With all that said, there is one highly-touted feature that was unique to the M9 Plus that turned out to be a bust in our testing. TP-Link has integrated a Zigbee radio into the M9 Plus, which in theory allows it to control Zigbee-compatible Smart Home devices. This is the same protocal that Amazon incorporated into its Echo Plus, so it's most definitely mainstream at this point. It's also a protocol that has long been used in dedicated Smart Home hubs, including the Wink Hub 2 that we reviewed. Alas, the Smart Home space is still a bit of Wild West, and TP-Link only previous experience in building a hub was the SR20 Smart Router, and it most definitely did not catch on. Our guess is that this is because it didn't work very well, because the M9 Plus was a huge disappointment in this regard. We spent hours upon hours looking at the message in the accompanying screenshot, attempting to get the M9 Plus to connect to our GE- and Sylvania-branded Zigbee bulbs, to absolutely no avail. This is despite the fact that our Sylvania bulb actually flashed the "connected" signal during the process. Whatever the case may be, the Smart Home capabilities of the M9 Plus are most definitely a work in progress, and at this point don't even come close to getting our recommendation. For what it's worth, we had our Sylvania bulb connected back up to our Wink Hub 2 in about 30 seconds, so yes, it can work, assuming you have a working Zigbee hub!
To get a sense of how the Deco M9's wireless networking performance stacks up, we compared it to three other devices during our testing. In addition to the Deco M9, we sampled the Luma system, which was one of the first mesh networking products on the market, first hitting the market in early 2016. We also tested the Deco M5, TP-Link first-generation mesh system. Finally, we included the TP-Link Archer C5400, its top-of-the-line traditional home router. Here are all three products with their corresponding selling prices as of our publication date, as well as their MSRPs for reference:
- TP-Link Deco M9 Plus Mesh WiFi System - $300 (original MSRP: $300)
- Luma Whole-Home WiFi System - $130 (original MSRP: $400)
- TP-Link Deco M5 Whole-Home WiFi System - $220 (original MSRP: $300)
- TP-Link Archer C5400 Router - $280 (original MSRP: $400)

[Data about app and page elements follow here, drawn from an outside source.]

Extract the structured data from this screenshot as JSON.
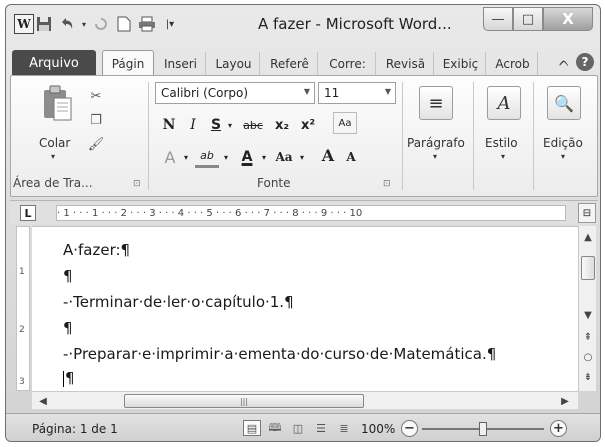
{
  "window": {
    "title": "A fazer - Microsoft Word...",
    "app_icon": "W",
    "minimize": "—",
    "maximize": "□",
    "close": "X"
  },
  "quick_access": {
    "save_icon": "save-icon",
    "undo_icon": "undo-icon",
    "redo_icon": "redo-icon",
    "new_icon": "new-document-icon",
    "print_icon": "print-icon",
    "customize_icon": "dropdown-icon"
  },
  "tabs": {
    "file": "Arquivo",
    "items": [
      "Págin",
      "Inseri",
      "Layou",
      "Referê",
      "Corre:",
      "Revisã",
      "Exibiç",
      "Acrob"
    ]
  },
  "ribbon": {
    "clipboard": {
      "paste_label": "Colar",
      "group_label": "Área de Tra..."
    },
    "font": {
      "font_name": "Calibri (Corpo)",
      "font_size": "11",
      "bold": "N",
      "italic": "I",
      "underline": "S",
      "strike": "abc",
      "subscript": "x₂",
      "superscript": "x²",
      "grow": "A",
      "shrink": "A",
      "change_case": "Aa",
      "font_color": "A",
      "highlight": "ab",
      "group_label": "Fonte"
    },
    "paragraph": {
      "label": "Parágrafo"
    },
    "styles": {
      "label": "Estilo"
    },
    "editing": {
      "label": "Edição"
    }
  },
  "ruler": {
    "marks": "· 1 · · · 1 · · · 2 · · · 3 · · · 4 · · · 5 · · · 6 · · · 7 · · · 8 · · · 9 · · · 10",
    "tab_selector": "L"
  },
  "document": {
    "lines": [
      "A·fazer:¶",
      "¶",
      "-·Terminar·de·ler·o·capítulo·1.¶",
      "¶",
      "-·Preparar·e·imprimir·a·ementa·do·curso·de·Matemática.¶",
      "¶"
    ],
    "vruler_marks": [
      "1",
      "2",
      "3"
    ]
  },
  "status": {
    "page": "Página: 1 de 1",
    "zoom": "100%",
    "zoom_level": 0.5
  }
}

We mention MSRPs because it's quite typical for home networking products to debut at one price, and then drop in price over time. Such is the case with the Archer C5400 and the Luma system, both of which started at $400. In a sense, TP-Link is being aggressive in pricing its system at $300, but looked at another way, it really must compete not based on MSRPs, but based on what consumers can buy competing products for today. Several of its competitors, notably the Linksys Velop AC2200 system and the Netgear Orbi RBK50 system, offer similar specifications, and while they debuted at much higher prices, they are now just above what the Deco M9 Plus has debuted at (around $330 versus $300). While we don't have those competiting products on hand to test, it will certainly be interesting to see whether TP-Links $300 solution for 2018 (namely the two-node M9 Plus) outperforms its $300 solution from 2017 (the three-node M5 that we previously reviewed).
Flip to the next page to see how it all shakes out!